Ahmed, however, was not so lucky. I never met Ahmed; I only spoke to his wife, Amal. She is now a refugee in Jordan where she lives with her little daughter and Ahmed’s parents. When the family left Syria, Ahmed did not consider himself a refugee; he had a job and was comfortable with travelling in the region. On a trip to Lebanon, he happened to be close to a violent incidence and was arrested by the Lebanese. It is unclear if it was the Lebanese Army or Hezbollah that took him; what Amal knows is that he was later seen in a Syrian prison by a fellow prisoner who was later released. His statement suggests that the Lebanese handed Ahmed over to Syrian authorities, something the Lebanese refuse to admit.
Except for the eyewitness account from the former prisoner, Amal has heard nothing about her husband since his arrest almost two years ago. She has hired a lawyer in Syria to find him and get him released, but in the complex and unpredictable situation in her home country, she is not sure if she can trust the lawyer. He is demanding money without showing much of a result yet. In addition to worries about her husband, Amal now has to provide for her daughter and parents in-law as refugees in Jordan without access to legal work. Yet her main concern is not economical, but protection for the Syrians.
The Out of Sight, Out of Mind report further documents that anti-government armed groups and terrorist groups such as Daesh have held prisoners under equally brutal conditions in territories that came under their control. The opposition has established makeshift detention centers where captured government soldiers and other prisoners were abused and executed.
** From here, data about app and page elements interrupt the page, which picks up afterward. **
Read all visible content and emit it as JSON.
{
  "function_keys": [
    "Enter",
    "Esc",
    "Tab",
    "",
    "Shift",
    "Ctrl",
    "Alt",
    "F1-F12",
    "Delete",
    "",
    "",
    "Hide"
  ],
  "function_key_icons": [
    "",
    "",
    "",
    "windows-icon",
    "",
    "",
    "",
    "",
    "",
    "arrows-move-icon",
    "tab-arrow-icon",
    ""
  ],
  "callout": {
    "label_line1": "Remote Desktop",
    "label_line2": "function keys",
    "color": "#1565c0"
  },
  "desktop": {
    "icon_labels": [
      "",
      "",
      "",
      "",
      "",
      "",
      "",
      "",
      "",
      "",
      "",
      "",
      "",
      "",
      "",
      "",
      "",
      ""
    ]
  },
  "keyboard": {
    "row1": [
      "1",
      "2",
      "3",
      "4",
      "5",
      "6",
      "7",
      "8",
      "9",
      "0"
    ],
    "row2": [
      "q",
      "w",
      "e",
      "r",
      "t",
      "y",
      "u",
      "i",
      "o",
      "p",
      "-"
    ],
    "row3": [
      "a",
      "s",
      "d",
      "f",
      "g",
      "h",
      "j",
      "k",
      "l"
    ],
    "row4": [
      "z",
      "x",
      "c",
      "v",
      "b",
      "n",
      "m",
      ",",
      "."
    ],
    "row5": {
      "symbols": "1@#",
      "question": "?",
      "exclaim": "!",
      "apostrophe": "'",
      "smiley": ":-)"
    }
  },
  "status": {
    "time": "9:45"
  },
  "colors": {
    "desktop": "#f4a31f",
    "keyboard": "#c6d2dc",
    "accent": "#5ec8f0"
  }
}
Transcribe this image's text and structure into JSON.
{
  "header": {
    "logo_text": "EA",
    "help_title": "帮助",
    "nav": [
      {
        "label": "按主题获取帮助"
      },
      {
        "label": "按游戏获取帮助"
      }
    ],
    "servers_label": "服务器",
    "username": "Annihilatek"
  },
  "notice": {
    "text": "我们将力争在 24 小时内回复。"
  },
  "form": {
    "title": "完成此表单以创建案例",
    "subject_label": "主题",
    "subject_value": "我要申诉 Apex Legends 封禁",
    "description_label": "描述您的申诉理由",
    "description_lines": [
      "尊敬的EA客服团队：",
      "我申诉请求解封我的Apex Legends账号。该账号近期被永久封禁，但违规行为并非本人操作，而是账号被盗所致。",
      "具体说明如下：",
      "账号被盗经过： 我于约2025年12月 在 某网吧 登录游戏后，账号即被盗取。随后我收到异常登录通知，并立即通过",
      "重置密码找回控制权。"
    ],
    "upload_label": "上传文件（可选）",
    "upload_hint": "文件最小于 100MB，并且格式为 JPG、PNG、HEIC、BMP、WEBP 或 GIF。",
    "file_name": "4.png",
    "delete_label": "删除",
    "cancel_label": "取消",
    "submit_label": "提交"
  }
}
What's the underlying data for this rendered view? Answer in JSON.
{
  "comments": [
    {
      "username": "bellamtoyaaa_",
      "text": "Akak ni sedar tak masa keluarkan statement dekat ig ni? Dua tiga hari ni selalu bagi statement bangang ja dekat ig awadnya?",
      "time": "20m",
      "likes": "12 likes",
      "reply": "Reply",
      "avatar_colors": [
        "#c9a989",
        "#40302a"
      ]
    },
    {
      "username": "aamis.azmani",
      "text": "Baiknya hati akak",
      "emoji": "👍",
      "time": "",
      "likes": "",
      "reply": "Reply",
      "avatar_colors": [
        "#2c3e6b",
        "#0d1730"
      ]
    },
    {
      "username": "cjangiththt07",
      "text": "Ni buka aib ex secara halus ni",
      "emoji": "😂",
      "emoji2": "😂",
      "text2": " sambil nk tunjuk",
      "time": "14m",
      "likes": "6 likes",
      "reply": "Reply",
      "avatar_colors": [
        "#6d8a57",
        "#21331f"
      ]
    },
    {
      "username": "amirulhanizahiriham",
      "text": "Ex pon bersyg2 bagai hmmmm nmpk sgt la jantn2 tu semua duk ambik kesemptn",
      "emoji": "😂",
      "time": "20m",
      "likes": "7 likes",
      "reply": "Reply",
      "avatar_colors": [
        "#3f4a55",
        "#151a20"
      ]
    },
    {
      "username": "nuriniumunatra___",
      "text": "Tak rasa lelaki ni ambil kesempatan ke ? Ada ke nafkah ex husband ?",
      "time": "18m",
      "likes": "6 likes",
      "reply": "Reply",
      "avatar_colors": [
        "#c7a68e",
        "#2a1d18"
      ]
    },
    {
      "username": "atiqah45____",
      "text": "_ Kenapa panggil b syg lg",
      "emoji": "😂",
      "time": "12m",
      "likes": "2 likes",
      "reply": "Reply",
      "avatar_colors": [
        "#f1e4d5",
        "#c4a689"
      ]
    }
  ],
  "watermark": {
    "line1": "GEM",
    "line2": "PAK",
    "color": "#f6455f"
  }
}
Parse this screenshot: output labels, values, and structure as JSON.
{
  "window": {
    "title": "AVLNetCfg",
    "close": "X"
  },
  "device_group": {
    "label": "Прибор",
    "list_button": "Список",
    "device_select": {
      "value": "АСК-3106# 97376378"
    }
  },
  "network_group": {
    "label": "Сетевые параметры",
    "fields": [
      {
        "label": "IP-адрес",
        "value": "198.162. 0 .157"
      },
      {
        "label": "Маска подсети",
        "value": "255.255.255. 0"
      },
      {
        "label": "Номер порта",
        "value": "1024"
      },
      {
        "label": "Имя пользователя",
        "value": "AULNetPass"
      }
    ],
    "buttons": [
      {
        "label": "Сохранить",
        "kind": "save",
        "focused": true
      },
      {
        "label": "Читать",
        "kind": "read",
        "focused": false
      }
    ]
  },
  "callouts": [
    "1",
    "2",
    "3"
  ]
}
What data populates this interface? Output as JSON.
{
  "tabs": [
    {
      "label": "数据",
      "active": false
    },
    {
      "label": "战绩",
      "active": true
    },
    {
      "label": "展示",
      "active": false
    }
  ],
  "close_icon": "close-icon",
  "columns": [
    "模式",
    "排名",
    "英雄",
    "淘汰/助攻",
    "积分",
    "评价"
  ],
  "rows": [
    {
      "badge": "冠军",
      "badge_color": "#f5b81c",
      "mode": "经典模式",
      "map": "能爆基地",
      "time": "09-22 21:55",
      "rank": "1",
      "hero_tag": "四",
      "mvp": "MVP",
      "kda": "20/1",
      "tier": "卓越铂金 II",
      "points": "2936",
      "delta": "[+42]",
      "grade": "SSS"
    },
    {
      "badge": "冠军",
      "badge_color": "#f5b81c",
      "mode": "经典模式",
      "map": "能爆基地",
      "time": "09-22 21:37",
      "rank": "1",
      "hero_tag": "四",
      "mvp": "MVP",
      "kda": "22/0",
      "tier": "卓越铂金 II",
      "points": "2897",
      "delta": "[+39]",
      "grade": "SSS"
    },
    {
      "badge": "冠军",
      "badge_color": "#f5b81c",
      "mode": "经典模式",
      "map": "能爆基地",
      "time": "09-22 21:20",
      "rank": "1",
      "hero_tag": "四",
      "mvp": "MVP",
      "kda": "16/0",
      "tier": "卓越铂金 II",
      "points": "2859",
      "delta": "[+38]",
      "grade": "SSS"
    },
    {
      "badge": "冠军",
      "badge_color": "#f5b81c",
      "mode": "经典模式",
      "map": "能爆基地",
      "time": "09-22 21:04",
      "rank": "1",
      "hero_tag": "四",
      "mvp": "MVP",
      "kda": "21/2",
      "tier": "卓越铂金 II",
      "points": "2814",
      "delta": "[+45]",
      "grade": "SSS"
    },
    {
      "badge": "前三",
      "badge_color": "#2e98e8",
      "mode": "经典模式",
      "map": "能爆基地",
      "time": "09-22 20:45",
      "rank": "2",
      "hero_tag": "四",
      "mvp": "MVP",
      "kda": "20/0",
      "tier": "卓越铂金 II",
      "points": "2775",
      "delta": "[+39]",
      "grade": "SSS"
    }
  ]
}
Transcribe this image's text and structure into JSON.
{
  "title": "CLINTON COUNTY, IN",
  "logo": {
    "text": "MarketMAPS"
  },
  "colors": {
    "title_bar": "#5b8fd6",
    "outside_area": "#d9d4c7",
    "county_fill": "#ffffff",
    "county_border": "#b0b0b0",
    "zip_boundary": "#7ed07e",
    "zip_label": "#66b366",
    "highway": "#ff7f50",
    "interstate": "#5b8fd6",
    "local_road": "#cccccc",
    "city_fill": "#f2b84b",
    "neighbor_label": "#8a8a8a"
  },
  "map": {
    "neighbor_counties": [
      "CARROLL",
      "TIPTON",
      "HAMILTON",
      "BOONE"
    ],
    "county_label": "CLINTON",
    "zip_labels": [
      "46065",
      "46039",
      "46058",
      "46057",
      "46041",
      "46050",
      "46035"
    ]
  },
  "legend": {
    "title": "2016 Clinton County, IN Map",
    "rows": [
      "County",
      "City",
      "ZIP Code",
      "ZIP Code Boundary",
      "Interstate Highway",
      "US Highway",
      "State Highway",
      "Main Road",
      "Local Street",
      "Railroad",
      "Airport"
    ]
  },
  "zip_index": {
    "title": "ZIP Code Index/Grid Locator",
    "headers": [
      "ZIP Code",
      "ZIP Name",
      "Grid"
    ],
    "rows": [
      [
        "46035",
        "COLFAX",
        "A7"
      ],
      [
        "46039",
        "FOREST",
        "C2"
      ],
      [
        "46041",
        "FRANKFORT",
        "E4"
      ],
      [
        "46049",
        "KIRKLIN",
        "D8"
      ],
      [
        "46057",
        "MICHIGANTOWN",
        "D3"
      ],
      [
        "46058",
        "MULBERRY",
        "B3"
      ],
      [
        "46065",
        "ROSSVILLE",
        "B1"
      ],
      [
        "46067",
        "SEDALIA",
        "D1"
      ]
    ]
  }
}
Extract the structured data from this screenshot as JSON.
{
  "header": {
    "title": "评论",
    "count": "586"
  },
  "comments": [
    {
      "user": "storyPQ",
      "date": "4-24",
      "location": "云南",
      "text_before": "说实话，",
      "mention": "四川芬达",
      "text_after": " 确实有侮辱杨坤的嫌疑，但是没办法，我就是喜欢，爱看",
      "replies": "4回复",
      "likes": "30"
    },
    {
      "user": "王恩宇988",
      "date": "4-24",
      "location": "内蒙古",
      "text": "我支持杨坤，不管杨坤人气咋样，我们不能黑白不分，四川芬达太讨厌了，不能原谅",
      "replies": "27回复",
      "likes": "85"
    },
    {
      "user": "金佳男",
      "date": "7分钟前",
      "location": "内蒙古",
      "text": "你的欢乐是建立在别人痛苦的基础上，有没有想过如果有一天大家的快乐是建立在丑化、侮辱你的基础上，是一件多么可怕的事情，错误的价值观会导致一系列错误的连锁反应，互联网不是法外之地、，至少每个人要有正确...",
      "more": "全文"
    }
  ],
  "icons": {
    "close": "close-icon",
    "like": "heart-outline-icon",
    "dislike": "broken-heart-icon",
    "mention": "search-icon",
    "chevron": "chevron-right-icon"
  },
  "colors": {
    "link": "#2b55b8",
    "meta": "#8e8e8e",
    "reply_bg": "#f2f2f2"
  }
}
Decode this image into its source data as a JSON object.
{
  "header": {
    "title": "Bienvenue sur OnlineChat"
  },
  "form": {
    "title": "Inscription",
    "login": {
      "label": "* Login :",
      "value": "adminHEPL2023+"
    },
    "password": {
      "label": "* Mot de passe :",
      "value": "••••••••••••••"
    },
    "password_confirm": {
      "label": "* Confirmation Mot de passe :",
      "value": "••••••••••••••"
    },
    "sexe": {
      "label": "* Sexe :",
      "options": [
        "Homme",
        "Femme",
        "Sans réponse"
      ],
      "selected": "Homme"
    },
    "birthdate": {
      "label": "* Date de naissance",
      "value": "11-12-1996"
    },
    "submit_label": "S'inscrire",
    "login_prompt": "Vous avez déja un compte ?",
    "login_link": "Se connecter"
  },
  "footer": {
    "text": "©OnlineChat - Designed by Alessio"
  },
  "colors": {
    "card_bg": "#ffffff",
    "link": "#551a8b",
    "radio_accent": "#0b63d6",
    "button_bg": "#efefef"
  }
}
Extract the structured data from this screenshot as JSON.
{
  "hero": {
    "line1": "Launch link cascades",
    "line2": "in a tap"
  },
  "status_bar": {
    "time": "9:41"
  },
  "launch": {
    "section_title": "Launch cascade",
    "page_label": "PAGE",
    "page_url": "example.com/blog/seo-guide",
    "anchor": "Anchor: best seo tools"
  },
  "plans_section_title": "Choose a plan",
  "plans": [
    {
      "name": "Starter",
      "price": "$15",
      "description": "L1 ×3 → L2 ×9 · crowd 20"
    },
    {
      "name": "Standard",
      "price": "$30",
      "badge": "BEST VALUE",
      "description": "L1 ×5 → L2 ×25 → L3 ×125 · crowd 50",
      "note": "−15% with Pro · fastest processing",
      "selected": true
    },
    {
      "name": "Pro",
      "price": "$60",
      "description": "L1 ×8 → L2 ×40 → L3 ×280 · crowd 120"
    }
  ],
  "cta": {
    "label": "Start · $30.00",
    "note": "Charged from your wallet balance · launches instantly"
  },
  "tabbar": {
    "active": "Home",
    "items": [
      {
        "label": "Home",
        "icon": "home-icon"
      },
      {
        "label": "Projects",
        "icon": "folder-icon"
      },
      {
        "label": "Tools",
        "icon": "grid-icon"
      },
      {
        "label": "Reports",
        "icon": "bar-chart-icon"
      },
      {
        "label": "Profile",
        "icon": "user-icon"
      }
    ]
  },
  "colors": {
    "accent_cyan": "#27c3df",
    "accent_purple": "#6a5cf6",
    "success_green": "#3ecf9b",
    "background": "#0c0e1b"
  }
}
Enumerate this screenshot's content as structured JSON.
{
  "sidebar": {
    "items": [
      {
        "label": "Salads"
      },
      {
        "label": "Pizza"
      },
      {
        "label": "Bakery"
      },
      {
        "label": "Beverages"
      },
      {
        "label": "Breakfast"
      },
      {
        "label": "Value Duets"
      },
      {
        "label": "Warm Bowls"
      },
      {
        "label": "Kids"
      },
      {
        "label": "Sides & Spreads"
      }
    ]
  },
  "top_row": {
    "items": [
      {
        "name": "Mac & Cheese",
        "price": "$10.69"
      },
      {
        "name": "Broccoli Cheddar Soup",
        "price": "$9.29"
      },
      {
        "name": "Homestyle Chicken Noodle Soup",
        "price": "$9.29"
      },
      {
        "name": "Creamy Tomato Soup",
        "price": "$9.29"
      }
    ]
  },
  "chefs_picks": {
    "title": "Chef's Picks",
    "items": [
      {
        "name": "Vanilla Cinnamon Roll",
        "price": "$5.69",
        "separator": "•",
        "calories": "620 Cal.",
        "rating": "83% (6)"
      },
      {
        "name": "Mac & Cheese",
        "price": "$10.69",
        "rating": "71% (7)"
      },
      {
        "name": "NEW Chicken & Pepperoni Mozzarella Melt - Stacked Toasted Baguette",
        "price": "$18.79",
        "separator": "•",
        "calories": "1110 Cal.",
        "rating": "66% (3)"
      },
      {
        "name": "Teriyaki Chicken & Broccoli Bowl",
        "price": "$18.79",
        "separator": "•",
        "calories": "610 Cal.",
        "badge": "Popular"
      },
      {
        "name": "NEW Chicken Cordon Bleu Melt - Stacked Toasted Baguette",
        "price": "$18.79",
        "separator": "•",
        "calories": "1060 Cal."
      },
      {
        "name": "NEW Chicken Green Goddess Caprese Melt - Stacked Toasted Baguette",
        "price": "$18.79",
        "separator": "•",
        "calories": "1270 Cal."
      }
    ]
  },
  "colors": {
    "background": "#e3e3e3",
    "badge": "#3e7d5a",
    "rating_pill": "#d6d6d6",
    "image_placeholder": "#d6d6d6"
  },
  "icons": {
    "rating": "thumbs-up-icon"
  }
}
Daesh in particular is accused of summary executions or organizing unauthorized courts that frequently issued death sentences, bearing little resemblance to international systems for justice.
During an interview with a mother and her son in Amman last year, the mother urged me to listen to her story: “I had another son; he was in the Syrian army. After two years, he wanted to leave, so I went to Syria to see him. This was in 2014. I organized for us to go together back to Jordan, and some people sent a private car to take us to the areas liberated by the revolutionary army. They asked if we wanted to go to the Zaatari camp. Then they put my son in another private car. After one hour, I asked where they took my son, and I was told they had taken him to another army who wanted to ask him some questions. They had arrested him because he had been in the Syrian army. I continued to ask about my son and they told me they just needed some answers from him, and I would get him back the second day. On the second day, somebody came to my house and told me a bomb from a plane had killed him, but I think they were liars, and that they had killed him themselves, because I did not see any planes that day. He was only 23 years old.”
The mother had organized an escape to Jordan while her son was on leave from the army. She trusted the people helping them, and had heard they had helped many other refugees. Yet they could not be trusted because her son had been in the army and did not have an ordinary ID card. This is but one story about abuse and killing among the opposition forces. The mother is left with her grief and increased worry for her husband, who is still in Syria. She is afraid he is now in danger.
These reports document a large-scale crisis of human rights and protection. Although Syria these days is experiencing a lull in the fighting due to the cautious ceasefire agreement, the Syrian crisis is far from being solved. A sustainable peace process has to ask how perpetrators can be held accountable in line with a political solution. With the UN’s pledge to a responsibility to protect, has the time come for targeted sanctions against persons, agencies, and groups responsible for these atrocities?
 Page 61 in the report